This month, we've taken a script that performed a useful function and you now know how to make it more flexible by adding help and letting the user run inventory on a remote computer. You've also learned some things about functions—one subroutine in SuperDriveInfo.VBS calls a function external to it, meaning that you can nest procedures for greater flexibility. Any time that you've got a complex decision path in a script, I strongly recommend using procedures to make it easier to navigate. Here's the full script to look at:
Option Explicit 'Define the variables to be used in this script Dim oFSO, oFiletxt, sFilename, sPath, odrive, odrivepath, sInput, sRemote, oController 'Define the drive letter according to user input sInput = UCase(Wscript.Arguments(0)) Select Case sInput Case "/?" Call Help Case "HELP" Call Help Case "REMOTE" Call Remote Case Else Call WriteFile End Select 'This function gets the drive identified by the user Function GetDrive(sInput) Set odrive = oFSO.GetDrive(oFSO.GetDriveName(sInput)) End Function 'This subroutine writes drive info to a file Sub WriteFile 'Create the file system object and the file to store inventory in Set oFSO = CreateObject("Scripting.FileSystemObject") Set oFiletxt = oFSO.CreateTextFile("c:\driveinventory.txt", True) sPath = oFSO.GetAbsolutePathName("c:\driveinventory.txt") sFilename = oFSO.GetFileName(sPath) 'Call the function connecting to the drive Call GetDrive(sInput) 'Write the information in the file oFiletxt.WriteLine("Current Drive Inventory for "&odrive.VolumeName) oFiletxt.WriteLine("Total Drive Volume (in gigabytes):"&odrive.TotalSize/1073741824) oFiletxt.WriteLine("Available Space (in gigabytes):"&odrive.AvailableSpace/1073741824) oFiletxt.WriteLine("Drive Serial Number:"&odrive.SerialNumber) oFiletxt.Close If oFSO.FileExists(sPath) Then Wscript.Echo "The drive inventory is stored in",sFilename&"." End Sub 'This subroutine provides help information Sub Help Wscript.Echo "This script tells you the total and available space of the selected drive on this computer." Wscript.Echo "Please type the identifier of the drive to inventory, like this: C:." Wscript.Echo "To run the script on another computer with access to the volume where the script is stored, please type 'remote'." End Sub 'This subroutine executes the script on the remote specified computer Sub Remote sRemote = InputBox("Supply the remote computer name.") Wscript.Echo sRemote Set oController = WScript.CreateObject("WSHController") Set RemoteScript = oController.CreateScript("c:\scripts\static.vbs", sRemote) RemoteScript.Execute Do While RemoteScript.Status <> 2 WScript.Sleep 100 Loop End Sub
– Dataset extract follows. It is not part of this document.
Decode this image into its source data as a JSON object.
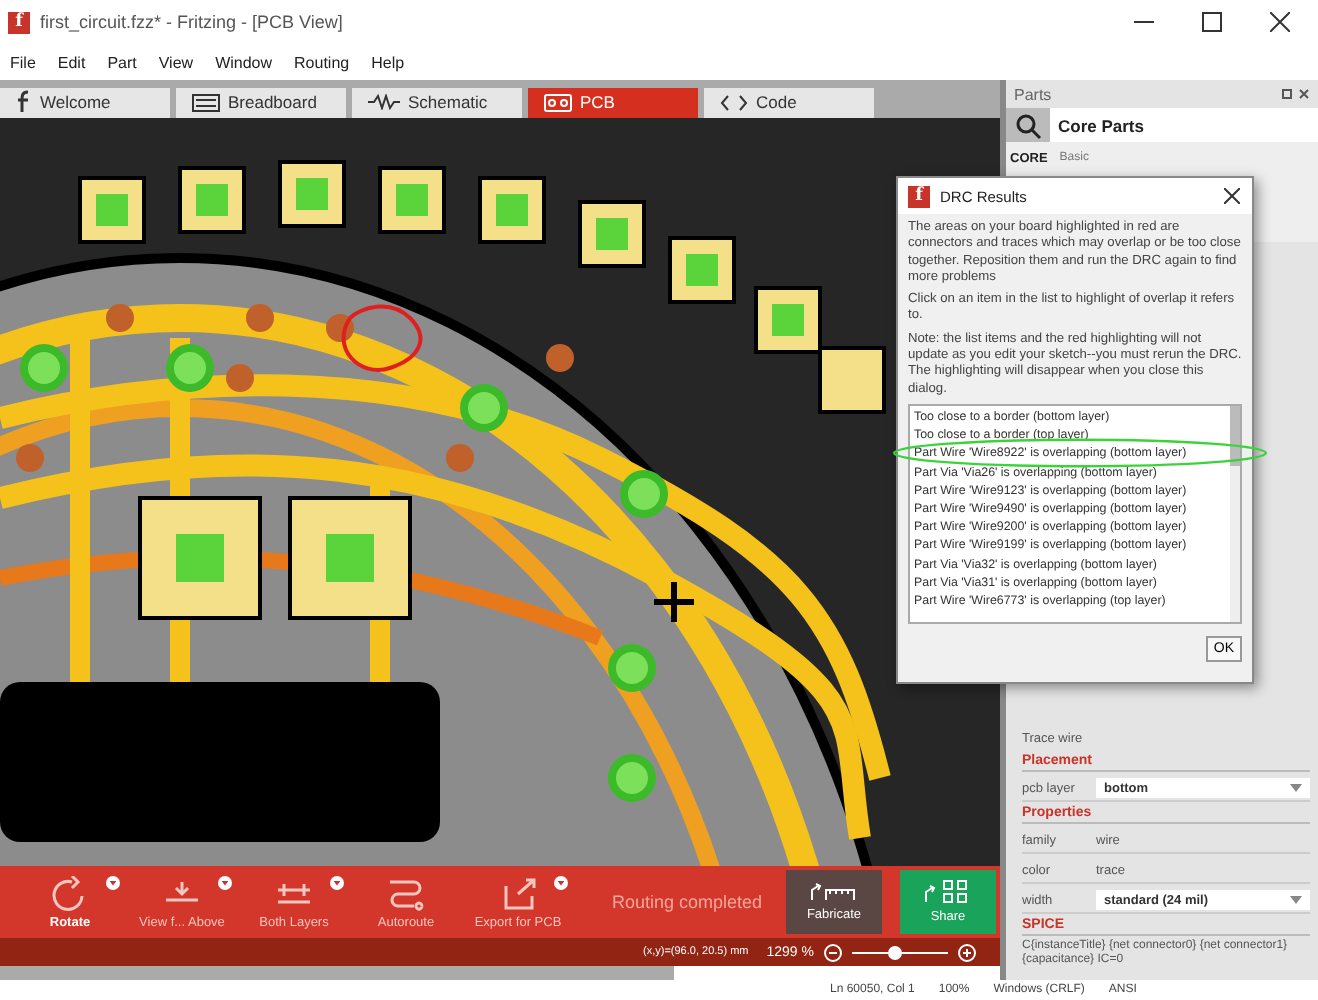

Read all of Christa's scripting columns:
April 2005: Beginner's guide to scripting
May 2005: It's time to increase your scripting expertise
June 2005: Connect users to network resources
July 2005: More on connecting to network resources
August 2005: Find objects with Windows Scripting Host
September 2005: Windows Script Host arguments
October 2005: Scripting School: Turning the environment with WshShell
November 2005: Scripting School: Connect scripts to remote computers
December 2005: Scripting School: Writing output to a text file
January 2006: Scripting School: Taking inventory of drives
|ABOUT THE AUTHOR:|
When Christa Anderson began working with Windows Server operating systems in 1992, she became increasingly interested in finding more efficient and flexible ways of performing routine tasks. Christa has written extensively about administrative scripting and taught technical sessions on the subject at conferences such as Comdex and CeBIT, helping people who had never done any scripting to write their own scripts in half a day. In addition to her interest in scripting Windows management, Christa is an authority on server-based computing and the program manager for Terminal Services licensing in Longhorn. If you have a scripting question for Christa, please e-mail her at editor@SearchWincomputing.com.